Many students rely on Apple devices — including some who get them for free — though iOS and macOS don’t offer functions designed especially for school-related routines. But the Schooly app just came out on the App Store, giving students one special place to organize their scholastic lives.
The U.S. Apple Store for Education reversed a recent change Friday, dropping the requirement that shoppers prove they are a university student or teacher before they can get products at a discount. This surely comes as a relief for home-school teachers. But it’s also good news for anyone willing to fib to get a discount.
It’s not clear if this is a temporary rollback or a permanent change, though.

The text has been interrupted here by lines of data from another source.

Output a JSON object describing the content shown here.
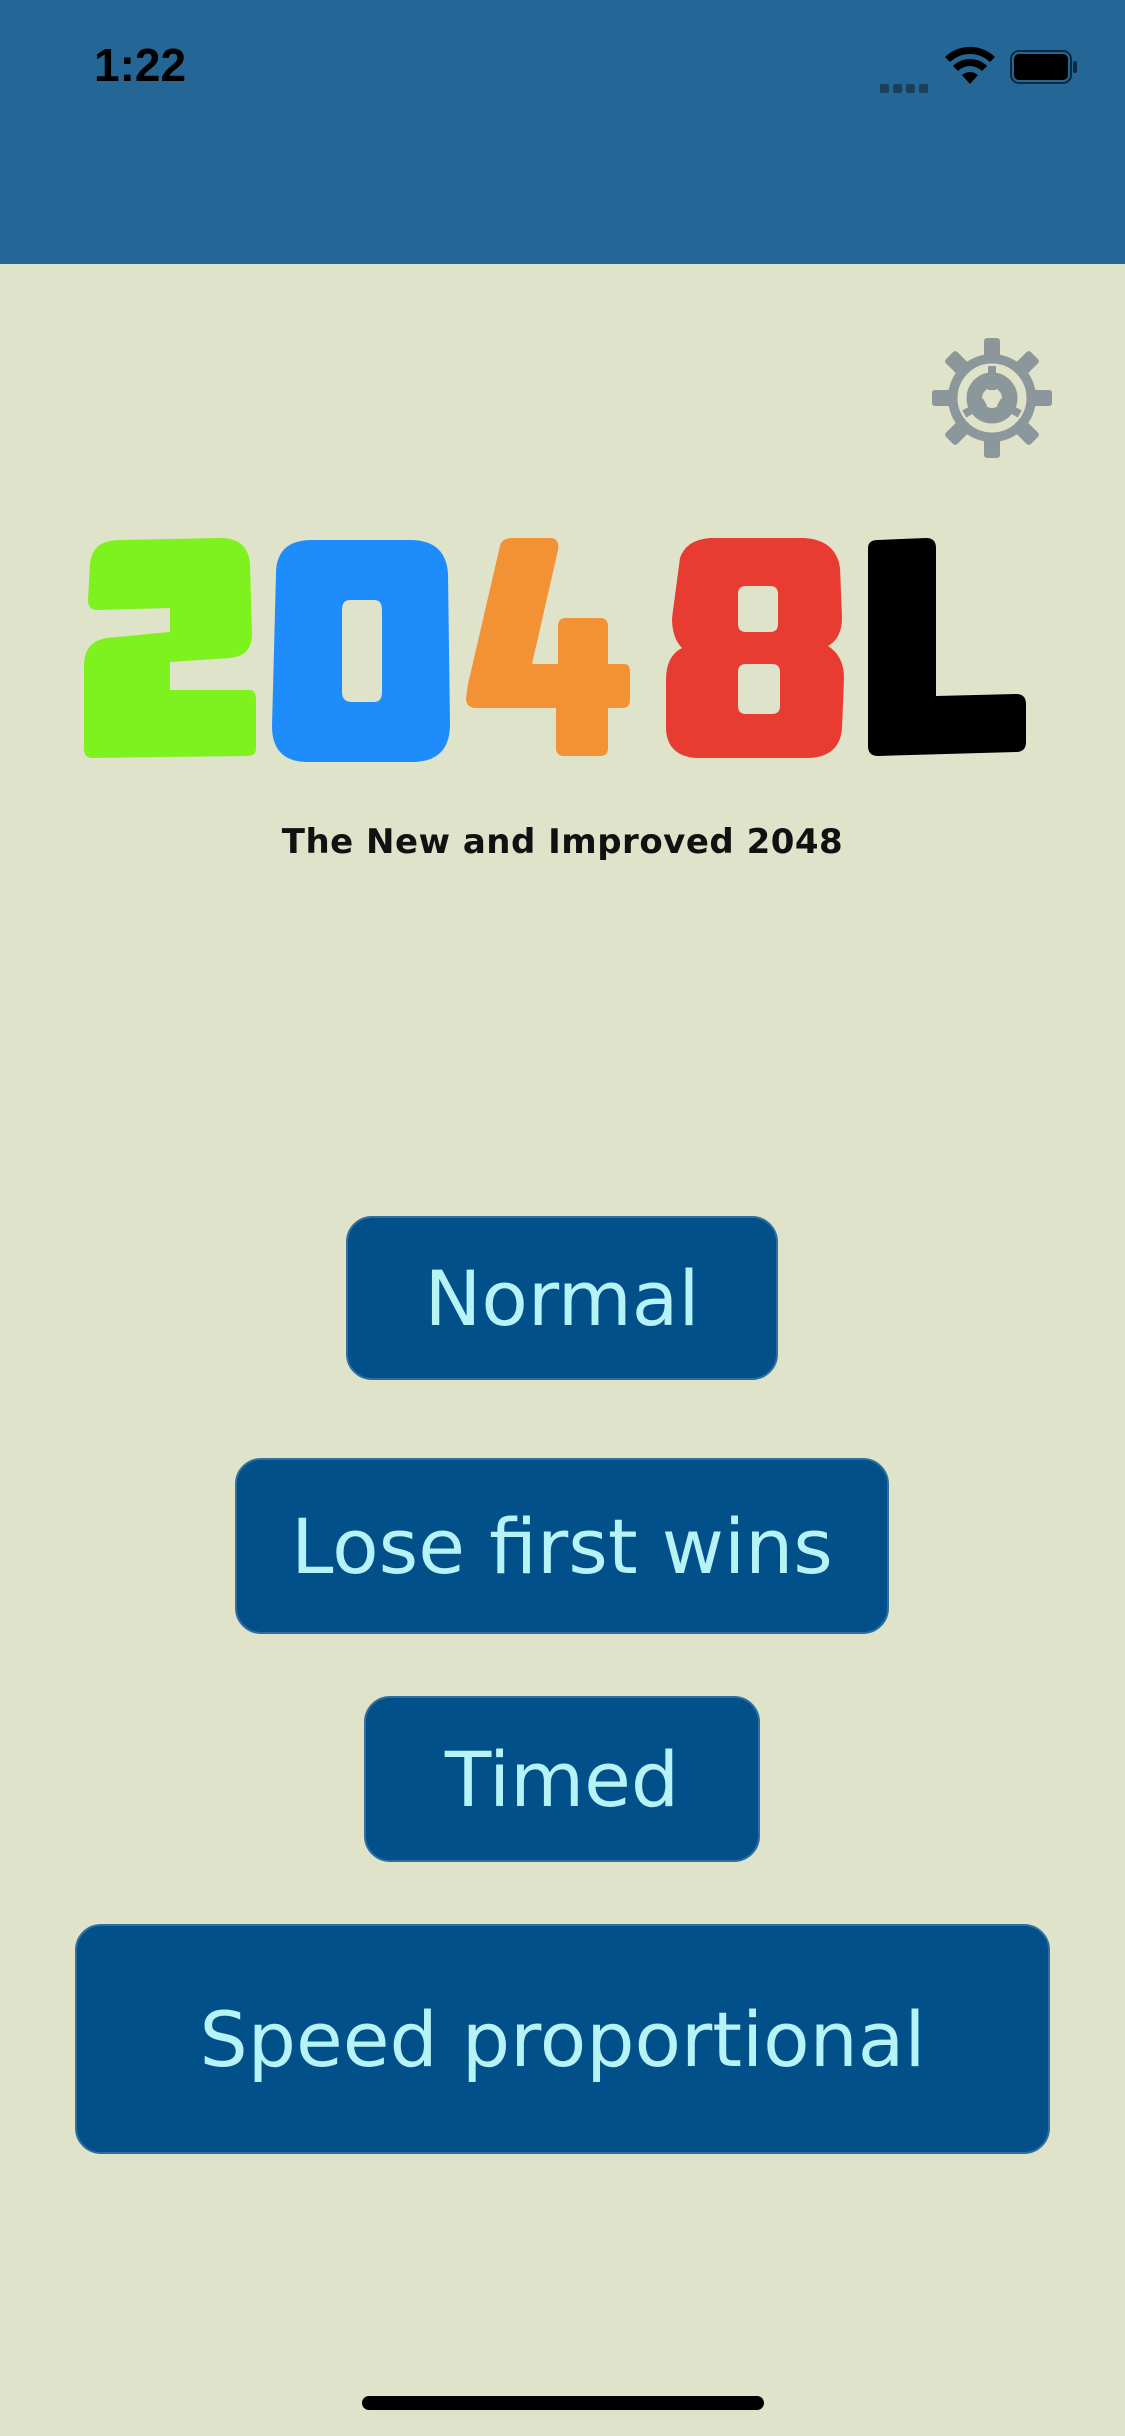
{
  "status_bar": {
    "time": "1:22"
  },
  "settings": {
    "icon": "gear-icon"
  },
  "logo": {
    "letters": [
      "2",
      "0",
      "4",
      "8",
      "L"
    ],
    "colors": [
      "#7ef21f",
      "#1f8cfb",
      "#f39235",
      "#e83b31",
      "#000000"
    ]
  },
  "subtitle": "The New and Improved 2048",
  "modes": {
    "normal": "Normal",
    "lose_first_wins": "Lose first wins",
    "timed": "Timed",
    "speed_proportional": "Speed proportional"
  },
  "colors": {
    "header": "#246695",
    "background": "#dee3c9",
    "button": "#02508a",
    "button_text": "#b6f3f7",
    "gear": "#8b979b"
  }
}
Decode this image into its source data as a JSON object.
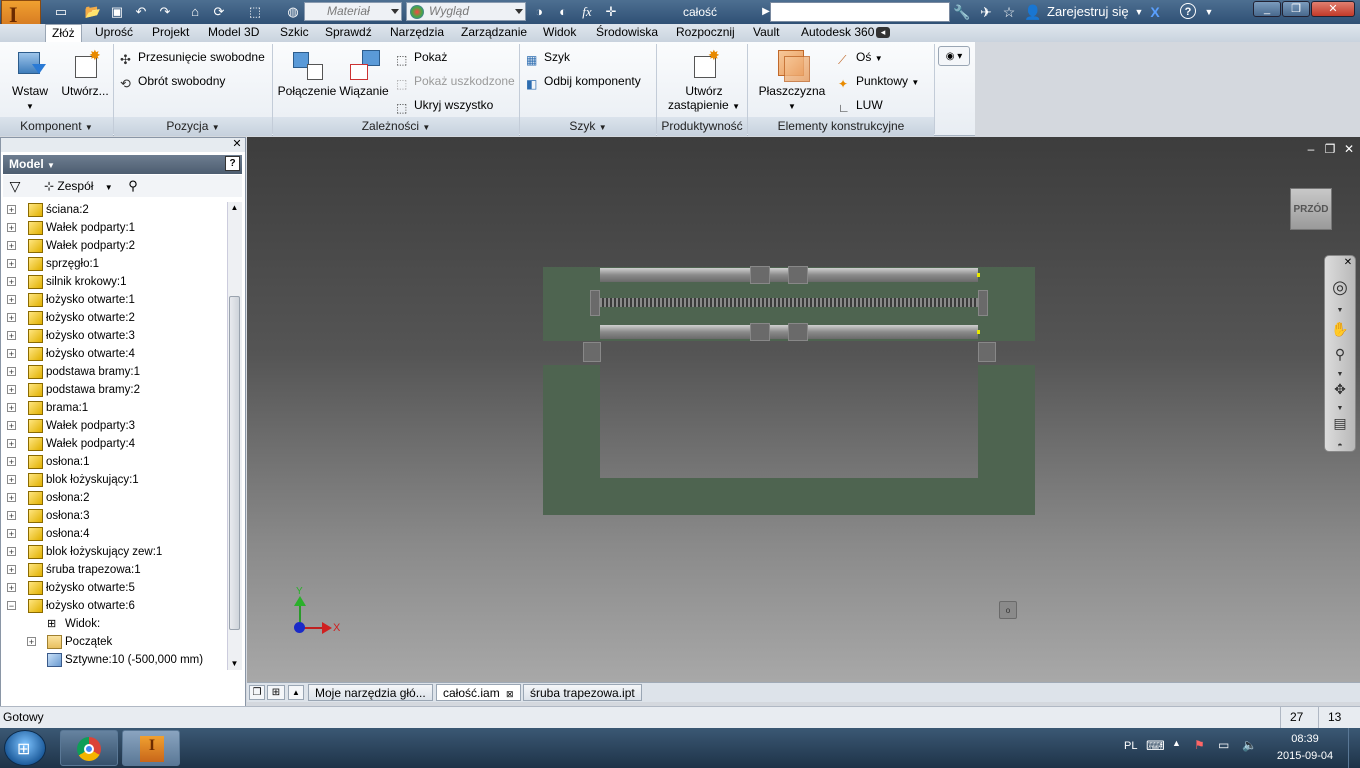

The U.S. Apple Store for Education now requires shoppers to prove they are a university student or teacher before they can get products at a discount. Before now, it essentially operated on the honor system, which was a giant loophole.
After the change, shoppers can’t even see the discounted prices without getting verified first.
Schools across the globe are closing due to the coronavirus pandemic, but Apple is ready to help educators with a new site that shows teachers how to enable remote learnings for all students using Apple products.
The Apple Education Learning Series website features a collection of videos that are geared to students and educators of all ages. There are only two videos on the site currently, but Apple says the site will continue to add more.
Apple is ready to unleash a wave of new software for teachers going into the 2018 school year.
At its big “field trip” education event in Chicago today, Apple unveiled a series of new apps and APIs that will make it easier for students and teachers to embrace the iPad. From the redesigned iWork iOS apps to the new ClassKit framework, Apple’s got something new for students, teachers and developers.
Apple will take a field trip out of Silicon Valley to host its first major event of 2018 tomorrow. Instead of focusing on iPhones and Apple Watches, this Apple keynote will be all about education and creativity.
Rumors have been swirling for months that new MacBook Airs and an updated, inexpensive iPad could arrive this spring. We might see those, but Apple probably has a couple other surprises in store that you haven’t heard of.
All next week, student Kenny Batista will be writing a diary from Apple’s Worldwide Developers Conference in San Jose, California. Kenny won a coveted scholarship, which includes food, lodging, keynote access and meeting Apple CEO Tim Cook. In his first entry, Kenny describes how he won the scholarship.
A few weeks ago, Apple selected me for a WWDC scholarship. I’ll be heading down to the conference this Saturday and staying there the whole week.
I’ll be writing a first-person perspective of the event from the dorms, the scholarship orientation (after which we meet Tim Cook, supposedly), the keynote, the sessions and more.
I got the scholarship by creating a demo in Apple’s Xcode version of Swift Playgrounds and writing a short essay about it. It took me six days — about 30 hours of work after school — but it was worth it!
Apple continued its new ad campaign series for the iPad Pro today by publishing some new ads that showcase how the tablet is the perfect laptop replacements.
The three new ads are aimed at students and frequent travelers by highlighting the iPad Pro’s lightness, ability to carry textbooks and notes on the same screen, as well as its all day battery life that can keep you entertained on a 12 hour flight. Like the previous set of iPad Pro ads, the quirky new videos feature tweets from real people with real problems.